» Task data:
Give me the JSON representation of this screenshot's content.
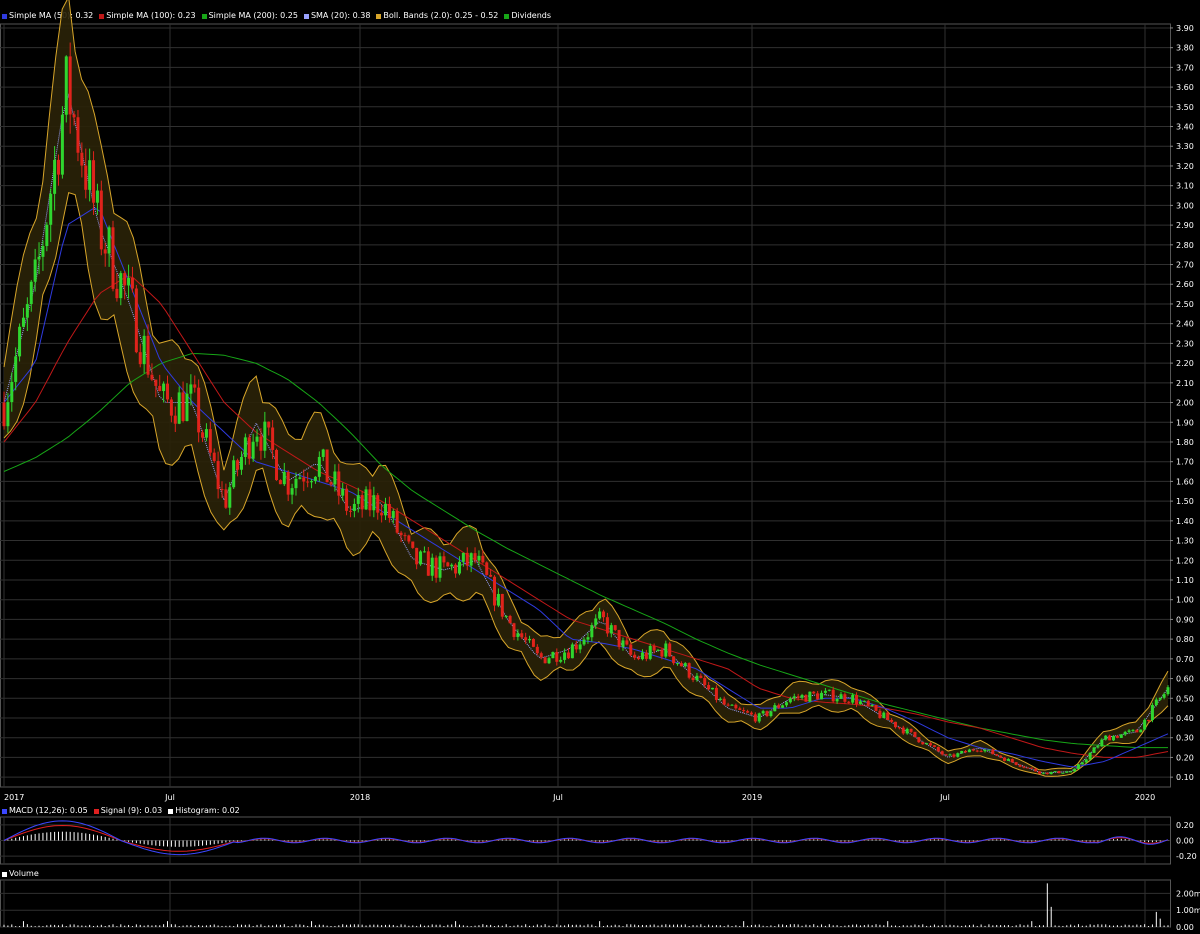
{
  "colors": {
    "background": "#000000",
    "grid": "#303030",
    "candle_up": "#2fd62f",
    "candle_down": "#e0231b",
    "sma50": "#2f3be0",
    "sma100": "#c01818",
    "sma200": "#17a617",
    "sma20": "#9aa2ff",
    "bollinger": "#d8a62a",
    "bollinger_fill": "#2a2208",
    "macd": "#3b47ff",
    "signal": "#e02020",
    "histogram": "#ffffff"
  },
  "price_legend": [
    {
      "label": "Simple MA (50): 0.32",
      "color": "#2f3be0"
    },
    {
      "label": "Simple MA (100): 0.23",
      "color": "#c01818"
    },
    {
      "label": "Simple MA (200): 0.25",
      "color": "#17a617"
    },
    {
      "label": "SMA (20): 0.38",
      "color": "#9aa2ff"
    },
    {
      "label": "Boll. Bands (2.0): 0.25 - 0.52",
      "color": "#d8a62a"
    },
    {
      "label": "Dividends",
      "color": "#17a617"
    }
  ],
  "macd_legend": [
    {
      "label": "MACD (12,26): 0.05",
      "color": "#3b47ff"
    },
    {
      "label": "Signal (9): 0.03",
      "color": "#e02020"
    },
    {
      "label": "Histogram: 0.02",
      "color": "#ffffff"
    }
  ],
  "volume_legend": [
    {
      "label": "Volume",
      "color": "#ffffff"
    }
  ],
  "chart_data": [
    {
      "type": "candlestick",
      "title": "",
      "x_labels": [
        "2017",
        "Jul",
        "2018",
        "Jul",
        "2019",
        "Jul",
        "2020"
      ],
      "y_ticks": [
        "3.90",
        "3.80",
        "3.70",
        "3.60",
        "3.50",
        "3.40",
        "3.30",
        "3.20",
        "3.10",
        "3.00",
        "2.90",
        "2.80",
        "2.70",
        "2.60",
        "2.50",
        "2.40",
        "2.30",
        "2.20",
        "2.10",
        "2.00",
        "1.90",
        "1.80",
        "1.70",
        "1.60",
        "1.50",
        "1.40",
        "1.30",
        "1.20",
        "1.10",
        "1.00",
        "0.90",
        "0.80",
        "0.70",
        "0.60",
        "0.50",
        "0.40",
        "0.30",
        "0.20",
        "0.10"
      ],
      "ylim": [
        0.05,
        3.92
      ],
      "grid": true,
      "legend_position": "top-left",
      "price_path": [
        {
          "t": "2017-01",
          "close": 2.0
        },
        {
          "t": "2017-02",
          "close": 2.6
        },
        {
          "t": "2017-03",
          "close": 3.6
        },
        {
          "t": "2017-04",
          "close": 2.9
        },
        {
          "t": "2017-05",
          "close": 2.5
        },
        {
          "t": "2017-06",
          "close": 2.0
        },
        {
          "t": "2017-07",
          "close": 2.0
        },
        {
          "t": "2017-08",
          "close": 1.5
        },
        {
          "t": "2017-09",
          "close": 1.9
        },
        {
          "t": "2017-10",
          "close": 1.6
        },
        {
          "t": "2017-11",
          "close": 1.7
        },
        {
          "t": "2017-12",
          "close": 1.45
        },
        {
          "t": "2018-01",
          "close": 1.5
        },
        {
          "t": "2018-02",
          "close": 1.2
        },
        {
          "t": "2018-03",
          "close": 1.15
        },
        {
          "t": "2018-04",
          "close": 1.2
        },
        {
          "t": "2018-05",
          "close": 0.9
        },
        {
          "t": "2018-06",
          "close": 0.7
        },
        {
          "t": "2018-07",
          "close": 0.75
        },
        {
          "t": "2018-08",
          "close": 0.9
        },
        {
          "t": "2018-09",
          "close": 0.7
        },
        {
          "t": "2018-10",
          "close": 0.75
        },
        {
          "t": "2018-11",
          "close": 0.6
        },
        {
          "t": "2018-12",
          "close": 0.45
        },
        {
          "t": "2019-01",
          "close": 0.4
        },
        {
          "t": "2019-02",
          "close": 0.5
        },
        {
          "t": "2019-03",
          "close": 0.52
        },
        {
          "t": "2019-04",
          "close": 0.5
        },
        {
          "t": "2019-05",
          "close": 0.4
        },
        {
          "t": "2019-06",
          "close": 0.3
        },
        {
          "t": "2019-07",
          "close": 0.2
        },
        {
          "t": "2019-08",
          "close": 0.25
        },
        {
          "t": "2019-09",
          "close": 0.18
        },
        {
          "t": "2019-10",
          "close": 0.12
        },
        {
          "t": "2019-11",
          "close": 0.13
        },
        {
          "t": "2019-12",
          "close": 0.3
        },
        {
          "t": "2020-01",
          "close": 0.33
        },
        {
          "t": "2020-02",
          "close": 0.55
        }
      ],
      "indicators": {
        "sma50": [
          2.0,
          2.2,
          2.9,
          3.0,
          2.6,
          2.2,
          2.0,
          1.85,
          1.7,
          1.65,
          1.6,
          1.55,
          1.45,
          1.35,
          1.25,
          1.15,
          1.05,
          0.95,
          0.8,
          0.78,
          0.75,
          0.7,
          0.65,
          0.55,
          0.45,
          0.45,
          0.5,
          0.5,
          0.45,
          0.38,
          0.3,
          0.25,
          0.22,
          0.18,
          0.15,
          0.18,
          0.25,
          0.32
        ],
        "sma100": [
          1.8,
          2.0,
          2.3,
          2.55,
          2.65,
          2.5,
          2.25,
          2.0,
          1.85,
          1.75,
          1.65,
          1.58,
          1.5,
          1.4,
          1.3,
          1.2,
          1.1,
          1.0,
          0.9,
          0.85,
          0.8,
          0.75,
          0.7,
          0.65,
          0.55,
          0.5,
          0.48,
          0.47,
          0.45,
          0.42,
          0.38,
          0.35,
          0.3,
          0.25,
          0.22,
          0.2,
          0.2,
          0.23
        ],
        "sma200": [
          1.65,
          1.72,
          1.82,
          1.95,
          2.1,
          2.2,
          2.25,
          2.24,
          2.2,
          2.12,
          2.0,
          1.85,
          1.68,
          1.55,
          1.45,
          1.35,
          1.26,
          1.18,
          1.1,
          1.02,
          0.95,
          0.88,
          0.8,
          0.73,
          0.67,
          0.62,
          0.57,
          0.52,
          0.47,
          0.43,
          0.39,
          0.35,
          0.32,
          0.29,
          0.27,
          0.26,
          0.25,
          0.25
        ]
      }
    },
    {
      "type": "line",
      "title": "MACD",
      "y_ticks": [
        "0.20",
        "0.00",
        "-0.20"
      ],
      "ylim": [
        -0.3,
        0.3
      ]
    },
    {
      "type": "bar",
      "title": "Volume",
      "y_ticks": [
        "2.00m",
        "1.00m",
        "0.00"
      ],
      "ylim": [
        0,
        2.8
      ]
    }
  ]
}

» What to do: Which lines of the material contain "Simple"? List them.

» Output for this exercise:
      "label": "Simple MA (50): 0.32",
      "label": "Simple MA (100): 0.23",
      "label": "Simple MA (200): 0.25",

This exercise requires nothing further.